Plasma treats both metals and plastics inline for smaller parts or using very large complex geometries in a vacuum chamber. “Many large automotive interior parts are done with vacuum plasma. Tubes, wires, metal housing, and EPDM profiles are treated inline with atmospheric plasma,” says Lund Anderson.
Plasma treatment is also highly suitable for three-dimensional (3D) plastic parts, thin film, rubber profiles, coated paperboard, and thicker materials such as foam and solid sheets of material. “This technology is useful in many industrial sectors including medical, automotive, air and space, packaging, converting, narrow web, and polymer film,” shares Kohlnhofer.
Wilson Lee, director of business development, Enercon Industries Corporation, feels as though plasma is generally the most versatile method of pretreatment for the largest range of surfaces. “Outside of a few fluoropolymers, plasma works on almost all films, plastics, glass, and metals. Not only is the plasma activating the surface, it can clean organics and some inorganics off of the surface. The result is a uniform pretreatment on most any surface prior to printing.”
There are advantages and disadvantages of plasma treatments in digital print environments. “Because atmospheric plasma is potential-free, one important advantage is that plasma treatment can be incorporated into conductive, semi-conductive, as well as non-conductive applications,” explains Kohlnhofer.
Lee says that the incremental cost of using plasma is pennies per hour. Integration is generally simple, as the nozzle can be mounted immediately prior to the printhead. “You can use plasma on very slow or extremely fast printi applications. The challenge tends to be on high-speed printing of larger print areas. The economics are generally better with corona or flame if the print width is more than a few inches wide.”
Woodman adds that plasma is capable of being fine tuned to match specific requirements that are not possible to achieve with any other surface treatment process. “The challenge is to justify the cost of this sophisticated technology.”
Flame treatment is a third option to prepare surfaces for printing. Flame surface treaters can be customized with burners designed to the required width of the application. “They are ideal for applications involving large surface areas, high line speeds, or complex surface geometries. Recent advancements in combustion control technologies make flame systems very reliable and safe to use with repeatable results,” explains Lee.
There are applications where flame is used to cure the print after it is applied; but for the most part, the flame treatment is applied to the part immediately prior to printing.
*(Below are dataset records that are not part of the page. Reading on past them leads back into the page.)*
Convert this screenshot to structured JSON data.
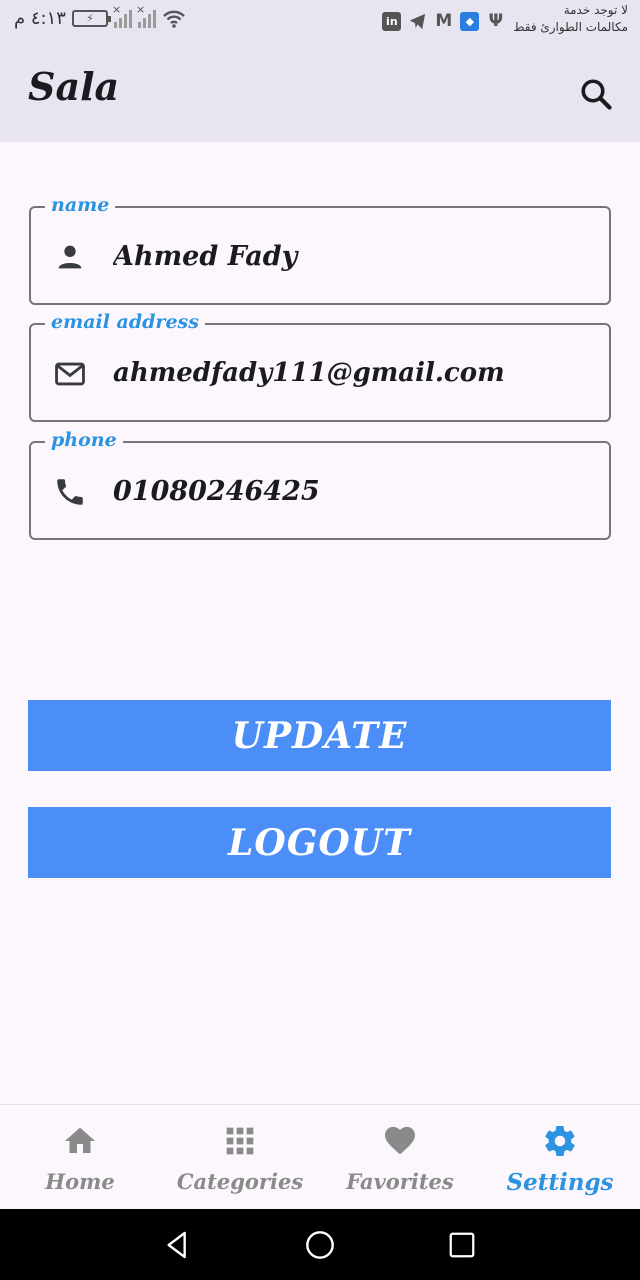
{
  "status_bar": {
    "time": "٤:١٣ م",
    "battery_text": "⚡",
    "carrier_line1": "لا توجد خدمة",
    "carrier_line2": "مكالمات الطوارئ فقط",
    "icons": [
      "linkedin-icon",
      "telegram-icon",
      "gmail-icon",
      "shield-app-icon",
      "usb-icon",
      "wifi-icon",
      "signal-icon"
    ]
  },
  "app_bar": {
    "title": "Sala",
    "search_icon": "search-icon"
  },
  "form": {
    "name": {
      "label": "name",
      "value": "Ahmed Fady",
      "icon": "person-icon"
    },
    "email": {
      "label": "email address",
      "value": "ahmedfady111@gmail.com",
      "icon": "mail-icon"
    },
    "phone": {
      "label": "phone",
      "value": "01080246425",
      "icon": "phone-icon"
    }
  },
  "buttons": {
    "update_label": "UPDATE",
    "logout_label": "LOGOUT",
    "color": "#4b8ef8"
  },
  "bottom_nav": {
    "items": [
      {
        "label": "Home",
        "icon": "home-icon",
        "active": false
      },
      {
        "label": "Categories",
        "icon": "grid-icon",
        "active": false
      },
      {
        "label": "Favorites",
        "icon": "heart-icon",
        "active": false
      },
      {
        "label": "Settings",
        "icon": "gear-icon",
        "active": true
      }
    ],
    "active_color": "#2b93e0",
    "inactive_color": "#8a8a8a"
  },
  "system_nav": {
    "icons": [
      "back-icon",
      "home-circle-icon",
      "recents-icon"
    ]
  }
}
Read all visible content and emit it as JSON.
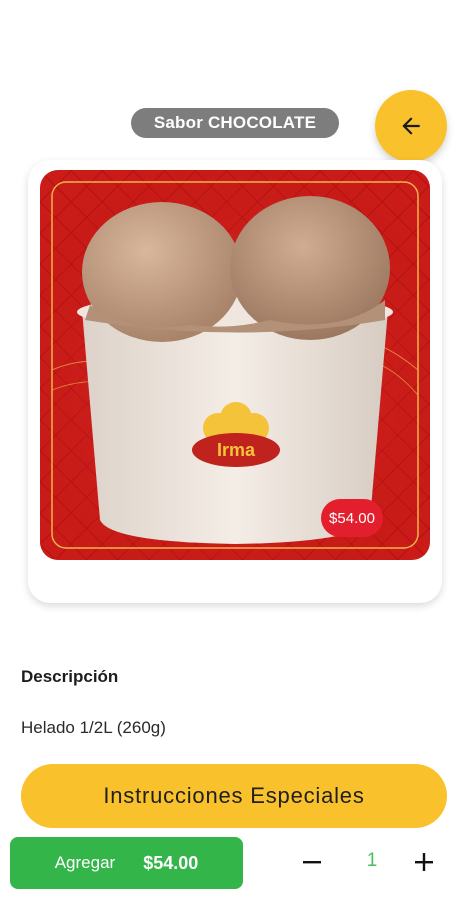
{
  "header": {
    "flavor_label": "Sabor CHOCOLATE"
  },
  "product": {
    "image_icon": "ice-cream-cup-image",
    "brand_logo_text": "Irma",
    "price_badge": "$54.00"
  },
  "description": {
    "title": "Descripción",
    "text": "Helado 1/2L (260g)"
  },
  "special_instructions": {
    "label": "Instrucciones Especiales"
  },
  "cart": {
    "add_label": "Agregar",
    "add_price": "$54.00",
    "quantity": "1",
    "minus_icon": "minus-icon",
    "plus_icon": "plus-icon"
  },
  "colors": {
    "accent_yellow": "#f9c12c",
    "pill_gray": "#7d7d7d",
    "add_green": "#34b54a",
    "price_red": "#e41f2d"
  }
}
Flame is effective on many surfaces. “As long as the process speed is fast enough for the increase in temperature, it is a good solution,” shares Lee. He adds that flame is best suited for treating large areas fast. “The flame burner can be many feet wide if necessary. Or you can use a smaller burner in conjunction with a robot to treat 3D parts.”
Flame is also effective for treated contoured parts that may be harder to cure with corona or plasma. “Flame gives you more flexibility because the distance to the surface is less critical,” continues Lee.
The challenge tends to be the thermal impact on the material. “Flame may not be the best option on very thin materials or at slower processing speeds,” he admits.
Many surfaces require or benefit from pretreatments. Corona treatments are often applied inline and are most effective on non-absorbent materials. Plasma is a chemical and physical process used to selectively modify material characteristics of a surface. Flame treaters are ideal for large surface areas, high line speeds, or complex surface geometrics.
Surface treatments are useful in industrial applications where manufacturers are looking to successfully digitally print on materials with a low-surface energy. IPM
Oct2020, Industrial Print Magazine